**** Materials provided
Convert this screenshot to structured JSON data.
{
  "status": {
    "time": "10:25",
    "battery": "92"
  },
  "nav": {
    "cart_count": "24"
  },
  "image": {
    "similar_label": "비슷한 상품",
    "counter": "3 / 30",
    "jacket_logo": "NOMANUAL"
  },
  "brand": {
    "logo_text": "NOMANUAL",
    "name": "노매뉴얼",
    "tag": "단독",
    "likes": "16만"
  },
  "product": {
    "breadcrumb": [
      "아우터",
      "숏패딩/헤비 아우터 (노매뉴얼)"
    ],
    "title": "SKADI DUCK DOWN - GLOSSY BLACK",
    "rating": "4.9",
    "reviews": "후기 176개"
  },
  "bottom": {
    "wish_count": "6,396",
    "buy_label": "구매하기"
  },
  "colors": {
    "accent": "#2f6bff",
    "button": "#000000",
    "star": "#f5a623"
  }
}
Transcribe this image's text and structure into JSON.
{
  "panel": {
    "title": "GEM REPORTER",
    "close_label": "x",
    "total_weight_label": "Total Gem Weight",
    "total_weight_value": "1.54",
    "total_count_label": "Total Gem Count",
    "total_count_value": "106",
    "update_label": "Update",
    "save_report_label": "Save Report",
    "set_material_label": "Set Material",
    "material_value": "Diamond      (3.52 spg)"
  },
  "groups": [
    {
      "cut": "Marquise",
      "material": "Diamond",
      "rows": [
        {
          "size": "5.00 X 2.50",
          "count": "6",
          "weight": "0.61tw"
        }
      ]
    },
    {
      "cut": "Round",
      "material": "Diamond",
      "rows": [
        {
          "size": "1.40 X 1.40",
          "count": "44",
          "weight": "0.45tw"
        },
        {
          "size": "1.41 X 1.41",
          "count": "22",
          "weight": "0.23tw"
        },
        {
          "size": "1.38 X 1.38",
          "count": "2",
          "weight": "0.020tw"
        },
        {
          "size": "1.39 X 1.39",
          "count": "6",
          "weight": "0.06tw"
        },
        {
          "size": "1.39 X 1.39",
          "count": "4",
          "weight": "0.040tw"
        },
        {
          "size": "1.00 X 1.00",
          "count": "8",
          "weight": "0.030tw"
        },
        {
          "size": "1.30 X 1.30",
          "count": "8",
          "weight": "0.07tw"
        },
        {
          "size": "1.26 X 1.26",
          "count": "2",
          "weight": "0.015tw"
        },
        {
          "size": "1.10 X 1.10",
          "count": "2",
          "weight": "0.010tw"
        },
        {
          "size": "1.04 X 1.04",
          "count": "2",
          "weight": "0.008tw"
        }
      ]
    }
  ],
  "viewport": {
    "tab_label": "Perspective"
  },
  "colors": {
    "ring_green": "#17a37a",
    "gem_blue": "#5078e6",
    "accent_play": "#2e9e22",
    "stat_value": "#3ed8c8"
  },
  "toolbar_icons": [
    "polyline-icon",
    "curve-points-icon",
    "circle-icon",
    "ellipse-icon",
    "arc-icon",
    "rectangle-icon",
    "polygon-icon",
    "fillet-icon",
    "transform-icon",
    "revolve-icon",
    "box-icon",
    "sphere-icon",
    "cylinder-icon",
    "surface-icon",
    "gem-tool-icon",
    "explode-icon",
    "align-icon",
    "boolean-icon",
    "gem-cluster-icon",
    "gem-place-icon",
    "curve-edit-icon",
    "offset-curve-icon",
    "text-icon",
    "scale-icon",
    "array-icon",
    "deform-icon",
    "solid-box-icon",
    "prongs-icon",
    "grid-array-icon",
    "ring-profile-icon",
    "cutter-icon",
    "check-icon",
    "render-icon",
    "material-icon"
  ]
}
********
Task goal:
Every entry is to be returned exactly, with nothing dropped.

Answer section:
Convert this screenshot to structured JSON data.
{
  "status": {
    "time": "10:25",
    "battery": "92"
  },
  "nav": {
    "cart_count": "24"
  },
  "image": {
    "similar_label": "비슷한 상품",
    "counter": "3 / 30",
    "jacket_logo": "NOMANUAL"
  },
  "brand": {
    "logo_text": "NOMANUAL",
    "name": "노매뉴얼",
    "tag": "단독",
    "likes": "16만"
  },
  "product": {
    "breadcrumb": [
      "아우터",
      "숏패딩/헤비 아우터 (노매뉴얼)"
    ],
    "title": "SKADI DUCK DOWN - GLOSSY BLACK",
    "rating": "4.9",
    "reviews": "후기 176개"
  },
  "bottom": {
    "wish_count": "6,396",
    "buy_label": "구매하기"
  },
  "colors": {
    "accent": "#2f6bff",
    "button": "#000000",
    "star": "#f5a623"
  }
}
Transcribe this image's text and structure into JSON.
{
  "panel": {
    "title": "GEM REPORTER",
    "close_label": "x",
    "total_weight_label": "Total Gem Weight",
    "total_weight_value": "1.54",
    "total_count_label": "Total Gem Count",
    "total_count_value": "106",
    "update_label": "Update",
    "save_report_label": "Save Report",
    "set_material_label": "Set Material",
    "material_value": "Diamond      (3.52 spg)"
  },
  "groups": [
    {
      "cut": "Marquise",
      "material": "Diamond",
      "rows": [
        {
          "size": "5.00 X 2.50",
          "count": "6",
          "weight": "0.61tw"
        }
      ]
    },
    {
      "cut": "Round",
      "material": "Diamond",
      "rows": [
        {
          "size": "1.40 X 1.40",
          "count": "44",
          "weight": "0.45tw"
        },
        {
          "size": "1.41 X 1.41",
          "count": "22",
          "weight": "0.23tw"
        },
        {
          "size": "1.38 X 1.38",
          "count": "2",
          "weight": "0.020tw"
        },
        {
          "size": "1.39 X 1.39",
          "count": "6",
          "weight": "0.06tw"
        },
        {
          "size": "1.39 X 1.39",
          "count": "4",
          "weight": "0.040tw"
        },
        {
          "size": "1.00 X 1.00",
          "count": "8",
          "weight": "0.030tw"
        },
        {
          "size": "1.30 X 1.30",
          "count": "8",
          "weight": "0.07tw"
        },
        {
          "size": "1.26 X 1.26",
          "count": "2",
          "weight": "0.015tw"
        },
        {
          "size": "1.10 X 1.10",
          "count": "2",
          "weight": "0.010tw"
        },
        {
          "size": "1.04 X 1.04",
          "count": "2",
          "weight": "0.008tw"
        }
      ]
    }
  ],
  "viewport": {
    "tab_label": "Perspective"
  },
  "colors": {
    "ring_green": "#17a37a",
    "gem_blue": "#5078e6",
    "accent_play": "#2e9e22",
    "stat_value": "#3ed8c8"
  },
  "toolbar_icons": [
    "polyline-icon",
    "curve-points-icon",
    "circle-icon",
    "ellipse-icon",
    "arc-icon",
    "rectangle-icon",
    "polygon-icon",
    "fillet-icon",
    "transform-icon",
    "revolve-icon",
    "box-icon",
    "sphere-icon",
    "cylinder-icon",
    "surface-icon",
    "gem-tool-icon",
    "explode-icon",
    "align-icon",
    "boolean-icon",
    "gem-cluster-icon",
    "gem-place-icon",
    "curve-edit-icon",
    "offset-curve-icon",
    "text-icon",
    "scale-icon",
    "array-icon",
    "deform-icon",
    "solid-box-icon",
    "prongs-icon",
    "grid-array-icon",
    "ring-profile-icon",
    "cutter-icon",
    "check-icon",
    "render-icon",
    "material-icon"
  ]
}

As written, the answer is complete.